“This is a reference that only my little brother would ever understand. We grew up going to church off and on, and this is from a time in our life where we were going to church a bit more. We ended up at youth group the week after 9/11 happened, and there were a tonne of people saying that they wanted to kill a bunch of other people. I think I was 13 at the time, and my brother was 10. We were looking at each other like, ‘This is fucked up, right?’
As you grow up, you realise that it’s just how those kids were raised, to fear and to hate other people. I don’t have a tonne of memories of church, and this is probably my strongest one. There was something deeply weird and awful about people saying, ‘We’re gonna get the guys who did this. We’re gonna kill them all’. It was an odd time in world history.”

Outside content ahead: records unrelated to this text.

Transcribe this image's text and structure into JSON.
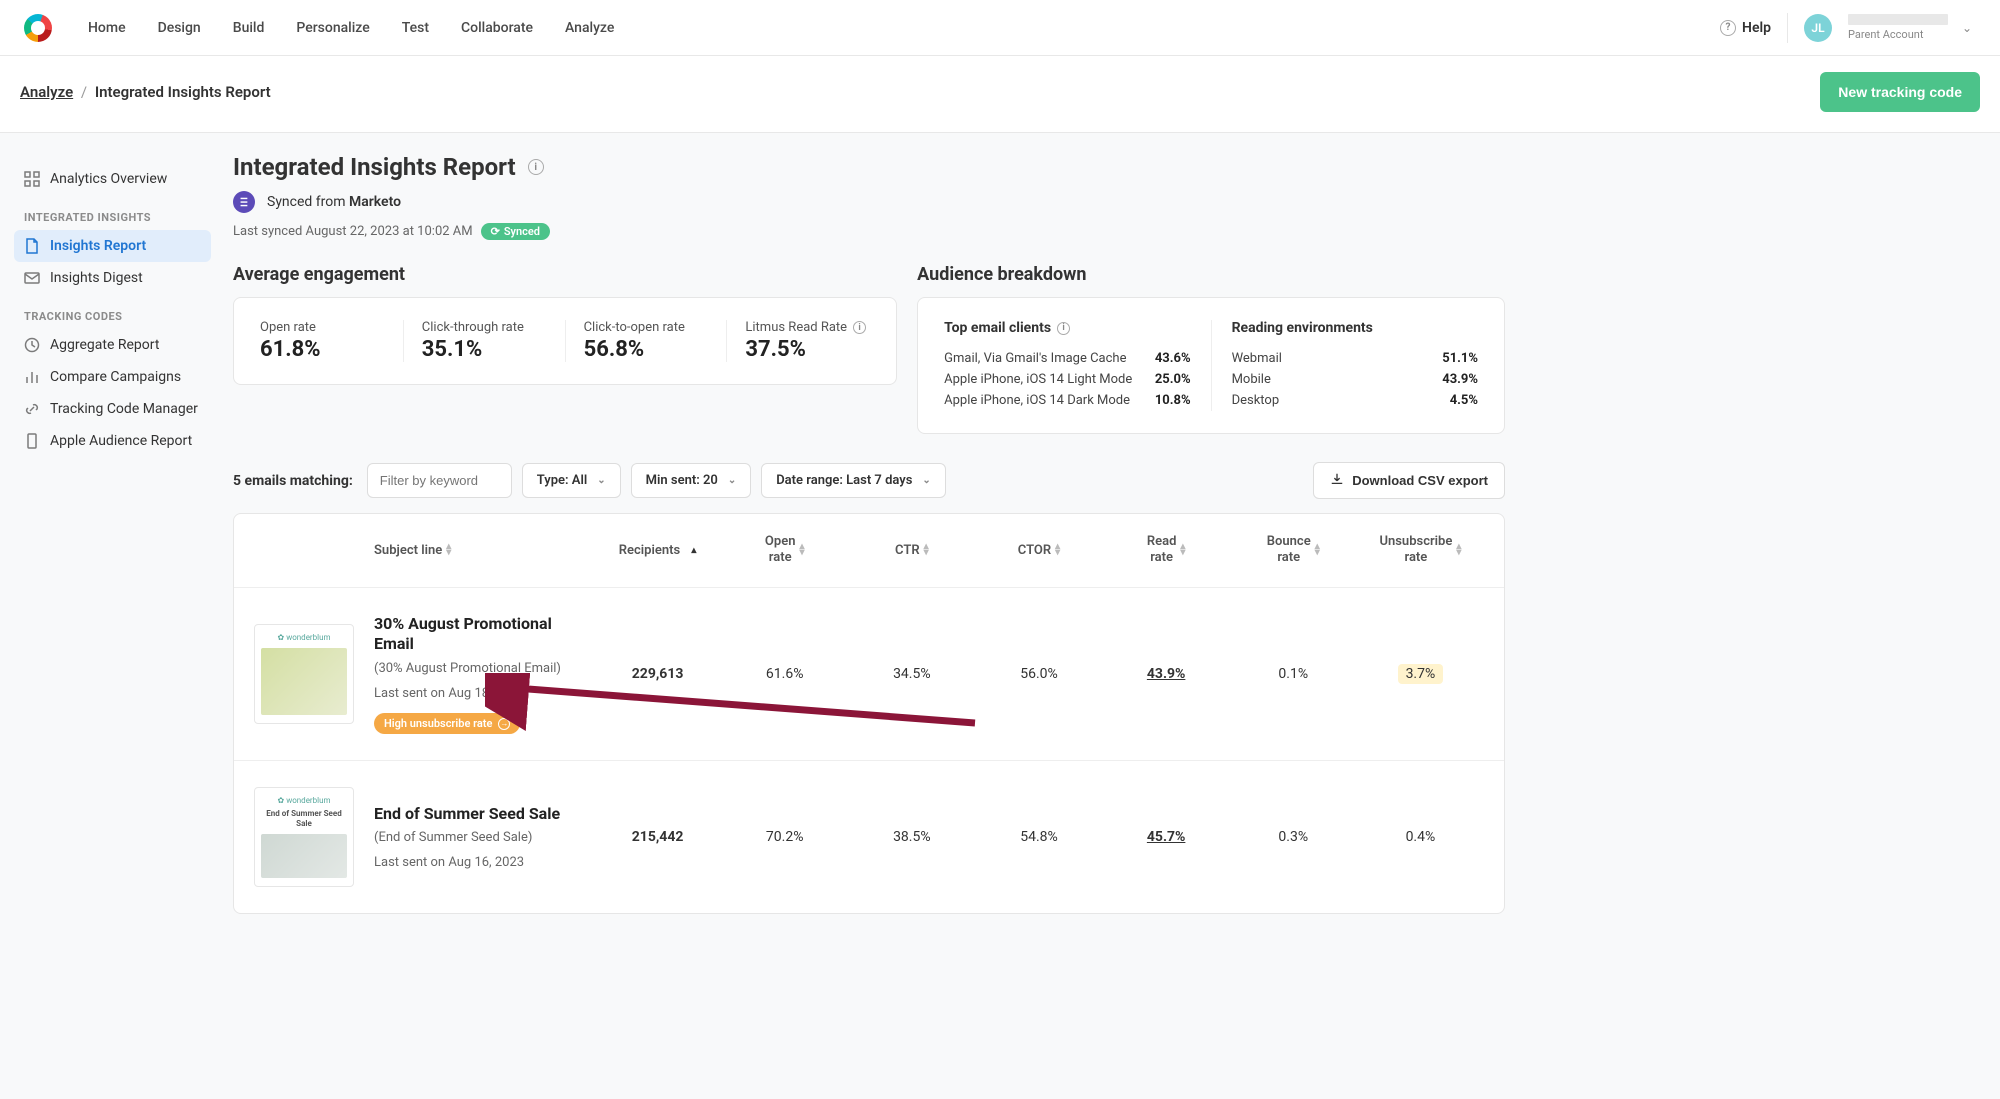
{
  "header": {
    "nav": [
      "Home",
      "Design",
      "Build",
      "Personalize",
      "Test",
      "Collaborate",
      "Analyze"
    ],
    "help_label": "Help",
    "avatar_initials": "JL",
    "account_label": "Parent Account"
  },
  "subheader": {
    "breadcrumb_root": "Analyze",
    "breadcrumb_current": "Integrated Insights Report",
    "new_tracking_btn": "New tracking code"
  },
  "sidebar": {
    "items_top": [
      {
        "label": "Analytics Overview"
      }
    ],
    "heading1": "INTEGRATED INSIGHTS",
    "items_mid": [
      {
        "label": "Insights Report",
        "active": true
      },
      {
        "label": "Insights Digest"
      }
    ],
    "heading2": "TRACKING CODES",
    "items_bottom": [
      {
        "label": "Aggregate Report"
      },
      {
        "label": "Compare Campaigns"
      },
      {
        "label": "Tracking Code Manager"
      },
      {
        "label": "Apple Audience Report"
      }
    ]
  },
  "page": {
    "title": "Integrated Insights Report",
    "synced_from_prefix": "Synced from ",
    "synced_from_source": "Marketo",
    "last_synced": "Last synced August 22, 2023 at 10:02 AM",
    "synced_badge": "Synced"
  },
  "engagement": {
    "heading": "Average engagement",
    "metrics": [
      {
        "label": "Open rate",
        "value": "61.8%"
      },
      {
        "label": "Click-through rate",
        "value": "35.1%"
      },
      {
        "label": "Click-to-open rate",
        "value": "56.8%"
      },
      {
        "label": "Litmus Read Rate",
        "value": "37.5%",
        "info": true
      }
    ]
  },
  "breakdown": {
    "heading": "Audience breakdown",
    "clients_heading": "Top email clients",
    "clients": [
      {
        "name": "Gmail, Via Gmail's Image Cache",
        "value": "43.6%"
      },
      {
        "name": "Apple iPhone, iOS 14 Light Mode",
        "value": "25.0%"
      },
      {
        "name": "Apple iPhone, iOS 14 Dark Mode",
        "value": "10.8%"
      }
    ],
    "env_heading": "Reading environments",
    "envs": [
      {
        "name": "Webmail",
        "value": "51.1%"
      },
      {
        "name": "Mobile",
        "value": "43.9%"
      },
      {
        "name": "Desktop",
        "value": "4.5%"
      }
    ]
  },
  "filters": {
    "count_label": "5 emails matching:",
    "filter_placeholder": "Filter by keyword",
    "type_label": "Type: All",
    "min_sent_label": "Min sent: 20",
    "date_range_label": "Date range: Last 7 days",
    "download_label": "Download CSV export"
  },
  "table": {
    "columns": {
      "subject": "Subject line",
      "recipients": "Recipients",
      "open_rate_1": "Open",
      "open_rate_2": "rate",
      "ctr": "CTR",
      "ctor": "CTOR",
      "read_rate_1": "Read",
      "read_rate_2": "rate",
      "bounce_rate_1": "Bounce",
      "bounce_rate_2": "rate",
      "unsub_rate_1": "Unsubscribe",
      "unsub_rate_2": "rate"
    },
    "rows": [
      {
        "title": "30% August Promotional Email",
        "subtitle": "(30% August Promotional Email)",
        "sent": "Last sent on Aug 18, 2023",
        "warning": "High unsubscribe rate",
        "recipients": "229,613",
        "open_rate": "61.6%",
        "ctr": "34.5%",
        "ctor": "56.0%",
        "read_rate": "43.9%",
        "bounce_rate": "0.1%",
        "unsub_rate": "3.7%",
        "unsub_highlight": true,
        "thumb_brand": "wonderblum"
      },
      {
        "title": "End of Summer Seed Sale",
        "subtitle": "(End of Summer Seed Sale)",
        "sent": "Last sent on Aug 16, 2023",
        "recipients": "215,442",
        "open_rate": "70.2%",
        "ctr": "38.5%",
        "ctor": "54.8%",
        "read_rate": "45.7%",
        "bounce_rate": "0.3%",
        "unsub_rate": "0.4%",
        "thumb_brand": "wonderblum",
        "thumb_title": "End of Summer Seed Sale"
      }
    ]
  }
}
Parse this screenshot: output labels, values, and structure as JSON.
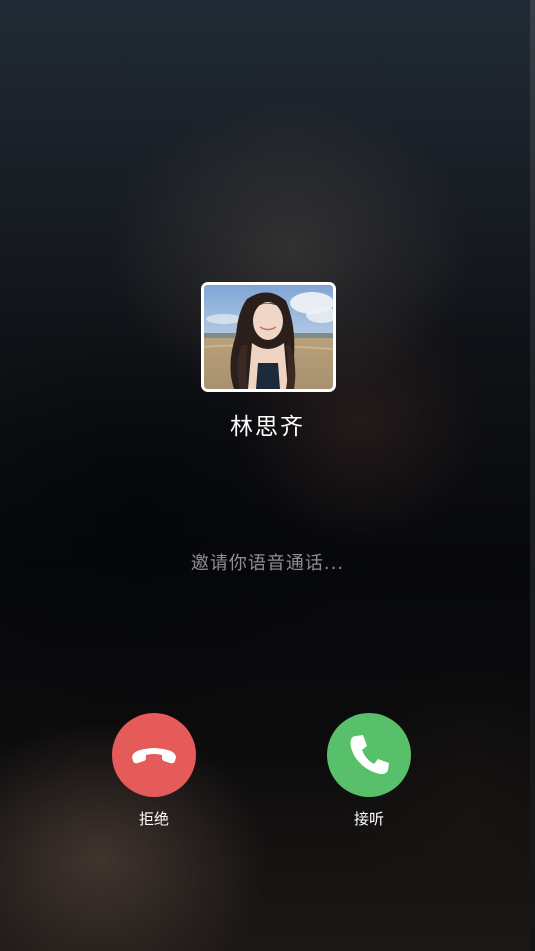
{
  "caller": {
    "name": "林思齐"
  },
  "call": {
    "status": "邀请你语音通话..."
  },
  "actions": {
    "decline": {
      "label": "拒绝",
      "icon": "phone-hangup-icon",
      "color": "#e55b59"
    },
    "accept": {
      "label": "接听",
      "icon": "phone-icon",
      "color": "#58c06a"
    }
  }
}
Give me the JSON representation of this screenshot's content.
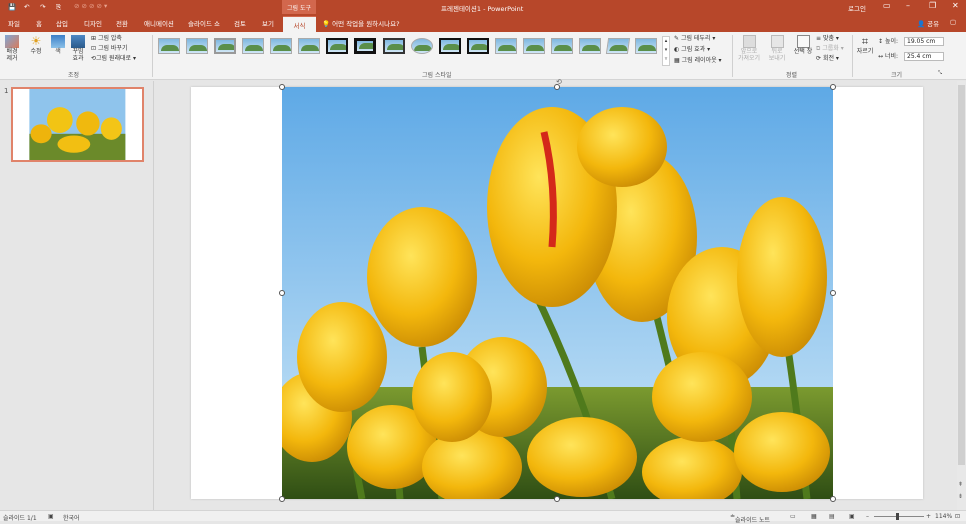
{
  "titlebar": {
    "title": "프레젠테이션1 - PowerPoint",
    "context_tab": "그림 도구",
    "login": "로그인",
    "quick_access": [
      "💾",
      "↶",
      "↷",
      "⎘"
    ]
  },
  "tabs": [
    "파일",
    "홈",
    "삽입",
    "디자인",
    "전환",
    "애니메이션",
    "슬라이드 쇼",
    "검토",
    "보기"
  ],
  "active_tab": "서식",
  "tell_me": "어떤 작업을 원하시나요?",
  "share": "공유",
  "ribbon": {
    "adjust": {
      "remove_bg": "배경\n제거",
      "corrections": "수정",
      "color": "색",
      "artistic": "꾸밈\n효과",
      "compress": "그림 압축",
      "change": "그림 바꾸기",
      "reset": "그림 원래대로",
      "group_label": "조정"
    },
    "styles": {
      "border": "그림 테두리",
      "effects": "그림 효과",
      "layout": "그림 레이아웃",
      "group_label": "그림 스타일"
    },
    "arrange": {
      "bring_forward": "앞으로\n가져오기",
      "send_backward": "뒤로\n보내기",
      "selection_pane": "선택 창",
      "align": "맞춤",
      "group": "그룹화",
      "rotate": "회전",
      "group_label": "정렬"
    },
    "size": {
      "crop": "자르기",
      "height_label": "높이:",
      "height_value": "19.05 cm",
      "width_label": "너비:",
      "width_value": "25.4 cm",
      "group_label": "크기"
    }
  },
  "slides_pane": {
    "slide_number": "1"
  },
  "status": {
    "slide_info": "슬라이드 1/1",
    "language": "한국어",
    "notes": "슬라이드 노트",
    "zoom": "114%"
  }
}
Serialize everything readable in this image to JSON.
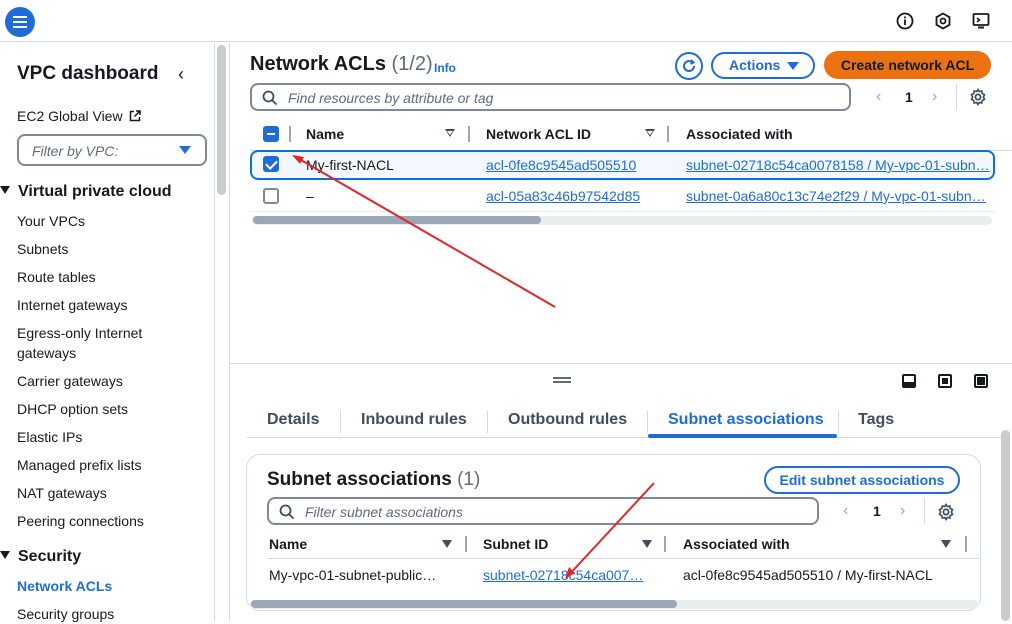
{
  "sidebar": {
    "title": "VPC dashboard",
    "ec2_global_view": "EC2 Global View",
    "vpc_filter_placeholder": "Filter by VPC:",
    "section_vpc": "Virtual private cloud",
    "vpc_items": [
      "Your VPCs",
      "Subnets",
      "Route tables",
      "Internet gateways",
      "Egress-only Internet gateways",
      "Carrier gateways",
      "DHCP option sets",
      "Elastic IPs",
      "Managed prefix lists",
      "NAT gateways",
      "Peering connections"
    ],
    "section_security": "Security",
    "security_items": [
      "Network ACLs",
      "Security groups"
    ],
    "active_item": "Network ACLs"
  },
  "main": {
    "title": "Network ACLs",
    "count": "(1/2)",
    "info_label": "Info",
    "actions_label": "Actions",
    "create_label": "Create network ACL",
    "search_placeholder": "Find resources by attribute or tag",
    "page": "1",
    "columns": [
      "Name",
      "Network ACL ID",
      "Associated with"
    ],
    "rows": [
      {
        "selected": true,
        "name": "My-first-NACL",
        "acl_id": "acl-0fe8c9545ad505510",
        "associated": "subnet-02718c54ca0078158 / My-vpc-01-subn…"
      },
      {
        "selected": false,
        "name": "–",
        "acl_id": "acl-05a83c46b97542d85",
        "associated": "subnet-0a6a80c13c74e2f29 / My-vpc-01-subn…"
      }
    ]
  },
  "details": {
    "tabs": [
      "Details",
      "Inbound rules",
      "Outbound rules",
      "Subnet associations",
      "Tags"
    ],
    "active_tab": "Subnet associations",
    "title": "Subnet associations",
    "count": "(1)",
    "edit_label": "Edit subnet associations",
    "filter_placeholder": "Filter subnet associations",
    "page": "1",
    "columns": [
      "Name",
      "Subnet ID",
      "Associated with"
    ],
    "rows": [
      {
        "name": "My-vpc-01-subnet-public…",
        "subnet_id": "subnet-02718c54ca007…",
        "associated": "acl-0fe8c9545ad505510 / My-first-NACL"
      }
    ]
  },
  "colors": {
    "accent": "#1f6cd8",
    "primary_button": "#ec7211",
    "annotation_arrow": "#e0262b"
  }
}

“Trying to take these bastards for a quarter of a million // Despite your mom’s protesting”, ‘Beach Front Property’ – ‘Brave Faces Everyone’ (2020)
“I get asked about this line quite a lot, and it’s about how me and every friend I have in America are scared that we’re never going to get out from under our student loan debt, but we’re also trying to be tough about it. They’re going to keep charging me interest and by the time I die, I’m going to owe them a quarter of a million dollars. Despite that though, there’s a deep-seated fear for a whole generation of being saddled with an unthinkable debt.
I want to shout out the debt collective though. It’s a debtor’s union here in the States that’s coming together to try to fight some of this stuff. Everyone should check them out if they get a chance.”
“I saw a sign in Hanover that said, ‘the future is in motion’”, ‘Brave Faces Everyone’ – ‘Brave Faces Everyone’ (2020)
“This is the number one thing I get asked about, but it really isn’t that exciting! I saw an actual sign in Hanover for Continental, which I think is a car company, and their slogan is, ‘The future is in motion’. It’s just one of those weird things that I wrote down when I saw it.
I have a great memory of pointing out two signs in Germany, one was that, and the other was a sign that said ‘Dildo King’ in Berlin. I have photos of both of those things on my phone, but I haven’t quite managed to work that one into a song yet…”
Spanish Love Songs’ ‘No Joy’ is out now via Pure Noise Records.